Health economics, social epidemiology, data driven modeling of socially coupled systems, and energy markets.
University at Albany, State University of New York, Economics, Ph.D., 1994
University at Albany, State University of New York, Economics, M.A., 1990
Los Alamos National Laboratory, Postdoctoral Associate, 1994-1997
Broad One Health Endectocide-based Malaria Intervention in Africa. A Phase III cluster-randomized, open-label, clinical trial to study the safety and efficacy of ivermectin mass drug administration to reduce malaria transmission in two African settings
Mapping the economic burden of malaria in Mozambique
Persistence of anti-vaccine sentiment in social networks through strategic interactions
Potential impact of 5 years of ivermectin mass drug administration on malaria outcomes in high burden countries
Impact of demographic disparities in social distancing and vaccination on influenza epidemics in urban and rural regions of the United States
Combining participatory influenza surveillance with modeling and forecasting: Three alternative approaches
Epidemiological and economic impact of pandemic influenza in Chicago: Priorities for vaccine interventions
As cases of COVID-19 are being declared the Global South, low- and middle-income countries brace themselves for the pandemic.
Population density predicts responses to the novel coronavirus. Why?
The University at Albany Alumni Association has awarded Achla Marathe, a Professor in the University of Virginia’s Biocomplexity Institute, Network Systems Science and Advanced Computing division, and Department of Public Health Sciences, with the 2020 Excellence in Science and Technology Award.
Researchers Uncover Potential Opioid Abuse Hot Spots with Network Scan Statistics - Methodology May Ultimately Enable Early Interventions in High-Risk Areas

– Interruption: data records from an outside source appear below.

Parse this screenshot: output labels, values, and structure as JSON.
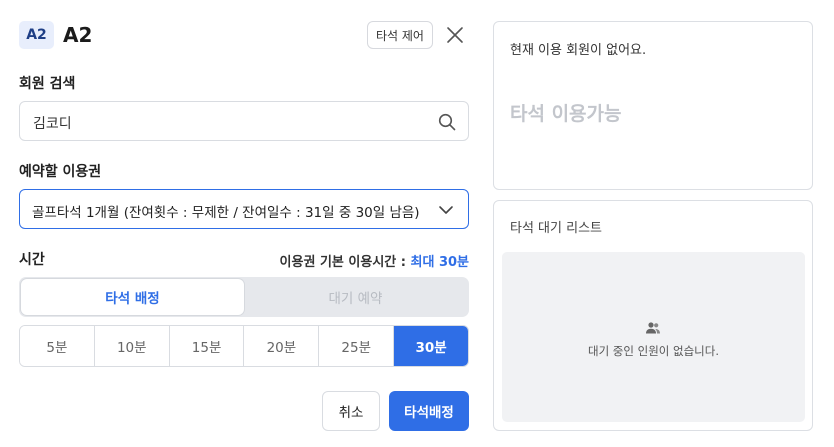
{
  "header": {
    "badge": "A2",
    "title": "A2",
    "control_label": "타석 제어"
  },
  "member_search": {
    "label": "회원 검색",
    "value": "김코디"
  },
  "pass": {
    "label": "예약할 이용권",
    "selected": "골프타석 1개월 (잔여횟수 : 무제한 / 잔여일수 : 31일 중 30일 남음)"
  },
  "time": {
    "label": "시간",
    "info_prefix": "이용권 기본 이용시간 : ",
    "info_value": "최대 30분",
    "tabs": [
      "타석 배정",
      "대기 예약"
    ],
    "active_tab": "타석 배정",
    "durations": [
      "5분",
      "10분",
      "15분",
      "20분",
      "25분",
      "30분"
    ],
    "selected_duration": "30분"
  },
  "footer": {
    "cancel_label": "취소",
    "assign_label": "타석배정"
  },
  "status_panel": {
    "message": "현재 이용 회원이 없어요.",
    "availability": "타석 이용가능"
  },
  "wait_panel": {
    "title": "타석 대기 리스트",
    "empty_message": "대기 중인 인원이 없습니다."
  },
  "colors": {
    "accent": "#2f6ee6",
    "badge_bg": "#e8eefc",
    "muted": "#c3c6cc"
  },
  "icons": [
    "search-icon",
    "chevron-down-icon",
    "close-icon",
    "people-icon"
  ]
}
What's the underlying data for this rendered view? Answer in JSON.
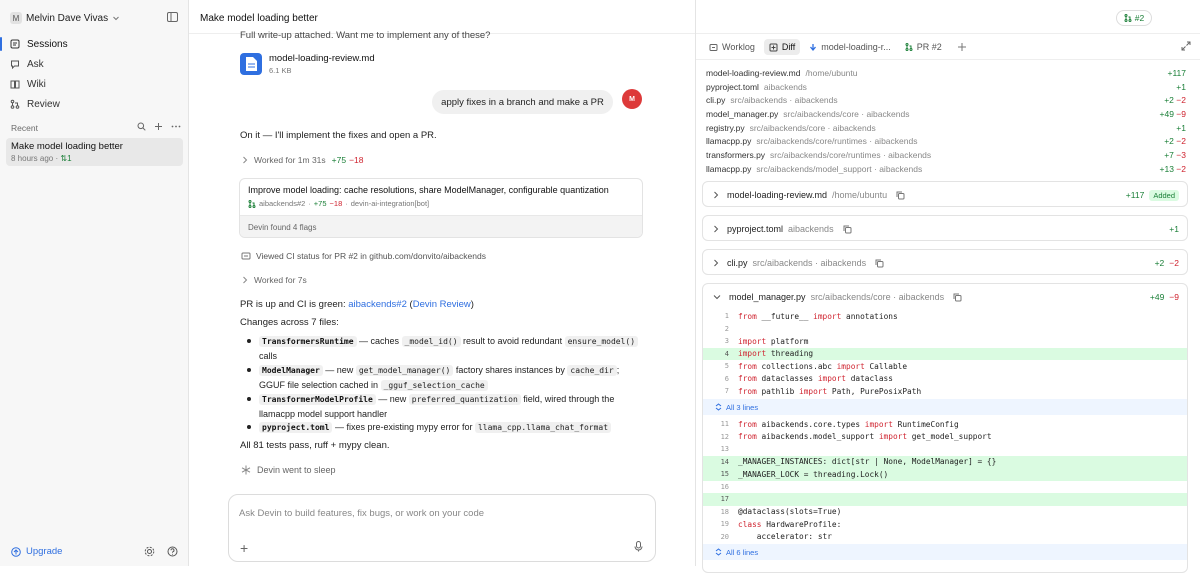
{
  "sidebar": {
    "workspace_initial": "M",
    "workspace_name": "Melvin Dave Vivas",
    "nav": [
      {
        "label": "Sessions",
        "icon": "sessions-icon"
      },
      {
        "label": "Ask",
        "icon": "ask-icon"
      },
      {
        "label": "Wiki",
        "icon": "wiki-icon"
      },
      {
        "label": "Review",
        "icon": "review-icon"
      }
    ],
    "recent_label": "Recent",
    "session": {
      "title": "Make model loading better",
      "time": "8 hours ago",
      "pr_count": "1"
    },
    "upgrade_label": "Upgrade"
  },
  "chat": {
    "title": "Make model loading better",
    "intro": "Full write-up attached. Want me to implement any of these?",
    "attachment": {
      "name": "model-loading-review.md",
      "size": "6.1 KB"
    },
    "user_message": "apply fixes in a branch and make a PR",
    "user_initial": "M",
    "reply1": "On it — I'll implement the fixes and open a PR.",
    "worked1": {
      "label": "Worked for 1m 31s",
      "add": "+75",
      "del": "−18"
    },
    "pr_card": {
      "title": "Improve model loading: cache resolutions, share ModelManager, configurable quantization",
      "repo": "aibackends#2",
      "add": "+75",
      "del": "−18",
      "bot": "devin-ai-integration[bot]",
      "flags": "Devin found 4 flags"
    },
    "ci_status": "Viewed CI status for PR #2 in github.com/donvito/aibackends",
    "worked2": "Worked for 7s",
    "pr_up_prefix": "PR is up and CI is green: ",
    "pr_link": "aibackends#2",
    "review_link": "Devin Review",
    "changes_header": "Changes across 7 files:",
    "bullets": [
      {
        "code": "TransformersRuntime",
        "t1": " — caches ",
        "c1": "_model_id()",
        "t2": " result to avoid redundant ",
        "c2": "ensure_model()",
        "t3": "calls"
      },
      {
        "code": "ModelManager",
        "t1": " — new ",
        "c1": "get_model_manager()",
        "t2": " factory shares instances by ",
        "c2": "cache_dir",
        "t3": ";",
        "t4": "GGUF file selection cached in ",
        "c3": "_gguf_selection_cache"
      },
      {
        "code": "TransformerModelProfile",
        "t1": " — new ",
        "c1": "preferred_quantization",
        "t2": " field, wired through the",
        "t3": "llamacpp model support handler"
      },
      {
        "code": "pyproject.toml",
        "t1": " — fixes pre-existing mypy error for ",
        "c1": "llama_cpp.llama_chat_format"
      }
    ],
    "tests": "All 81 tests pass, ruff + mypy clean.",
    "sleep": "Devin went to sleep",
    "composer_placeholder": "Ask Devin to build features, fix bugs, or work on your code"
  },
  "right": {
    "pr_badge": "#2",
    "tabs": [
      {
        "label": "Worklog",
        "icon": "worklog-icon"
      },
      {
        "label": "Diff",
        "icon": "diff-icon"
      },
      {
        "label": "model-loading-r...",
        "icon": "branch-icon"
      },
      {
        "label": "PR #2",
        "icon": "pr-icon"
      }
    ],
    "summary": [
      {
        "name": "model-loading-review.md",
        "path": "/home/ubuntu",
        "add": "+117",
        "del": ""
      },
      {
        "name": "pyproject.toml",
        "path": "aibackends",
        "add": "+1",
        "del": ""
      },
      {
        "name": "cli.py",
        "path": "src/aibackends · aibackends",
        "add": "+2",
        "del": "−2"
      },
      {
        "name": "model_manager.py",
        "path": "src/aibackends/core · aibackends",
        "add": "+49",
        "del": "−9"
      },
      {
        "name": "registry.py",
        "path": "src/aibackends/core · aibackends",
        "add": "+1",
        "del": ""
      },
      {
        "name": "llamacpp.py",
        "path": "src/aibackends/core/runtimes · aibackends",
        "add": "+2",
        "del": "−2"
      },
      {
        "name": "transformers.py",
        "path": "src/aibackends/core/runtimes · aibackends",
        "add": "+7",
        "del": "−3"
      },
      {
        "name": "llamacpp.py",
        "path": "src/aibackends/model_support · aibackends",
        "add": "+13",
        "del": "−2"
      }
    ],
    "files": [
      {
        "name": "model-loading-review.md",
        "path": "/home/ubuntu",
        "add": "+117",
        "del": "",
        "badge": "Added"
      },
      {
        "name": "pyproject.toml",
        "path": "aibackends",
        "add": "+1",
        "del": "",
        "badge": ""
      },
      {
        "name": "cli.py",
        "path": "src/aibackends · aibackends",
        "add": "+2",
        "del": "−2",
        "badge": ""
      },
      {
        "name": "model_manager.py",
        "path": "src/aibackends/core · aibackends",
        "add": "+49",
        "del": "−9",
        "badge": ""
      }
    ],
    "code_lines": [
      {
        "n": "1",
        "t": "from __future__ import annotations",
        "add": false
      },
      {
        "n": "2",
        "t": "",
        "add": false
      },
      {
        "n": "3",
        "t": "import platform",
        "add": false
      },
      {
        "n": "4",
        "t": "import threading",
        "add": true
      },
      {
        "n": "5",
        "t": "from collections.abc import Callable",
        "add": false
      },
      {
        "n": "6",
        "t": "from dataclasses import dataclass",
        "add": false
      },
      {
        "n": "7",
        "t": "from pathlib import Path, PurePosixPath",
        "add": false
      }
    ],
    "expand1": "All 3 lines",
    "code_lines2": [
      {
        "n": "11",
        "t": "from aibackends.core.types import RuntimeConfig",
        "add": false
      },
      {
        "n": "12",
        "t": "from aibackends.model_support import get_model_support",
        "add": false
      },
      {
        "n": "13",
        "t": "",
        "add": false
      },
      {
        "n": "14",
        "t": "_MANAGER_INSTANCES: dict[str | None, ModelManager] = {}",
        "add": true
      },
      {
        "n": "15",
        "t": "_MANAGER_LOCK = threading.Lock()",
        "add": true
      },
      {
        "n": "16",
        "t": "",
        "add": false
      },
      {
        "n": "17",
        "t": "",
        "add": true
      },
      {
        "n": "18",
        "t": "@dataclass(slots=True)",
        "add": false
      },
      {
        "n": "19",
        "t": "class HardwareProfile:",
        "add": false
      },
      {
        "n": "20",
        "t": "    accelerator: str",
        "add": false
      }
    ],
    "expand2": "All 6 lines"
  }
}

According to the Centers for Disease Control and Prevention (CDC), more than 63,600 people died from opioid overdoses in the United States in 2016, and more than 70,000 people died from the same cause in 2017. The opioid epidemic in the United States is showing no signs of abating, but researchers from the Biocomplexity Institute have identified potential geographic opioid misuse and abuse hotspots in Virginia, West Virginia, and North Carolina using network scan statistics – a methodology that may ultimately be used to save lives through targeted interventions in high-risk areas.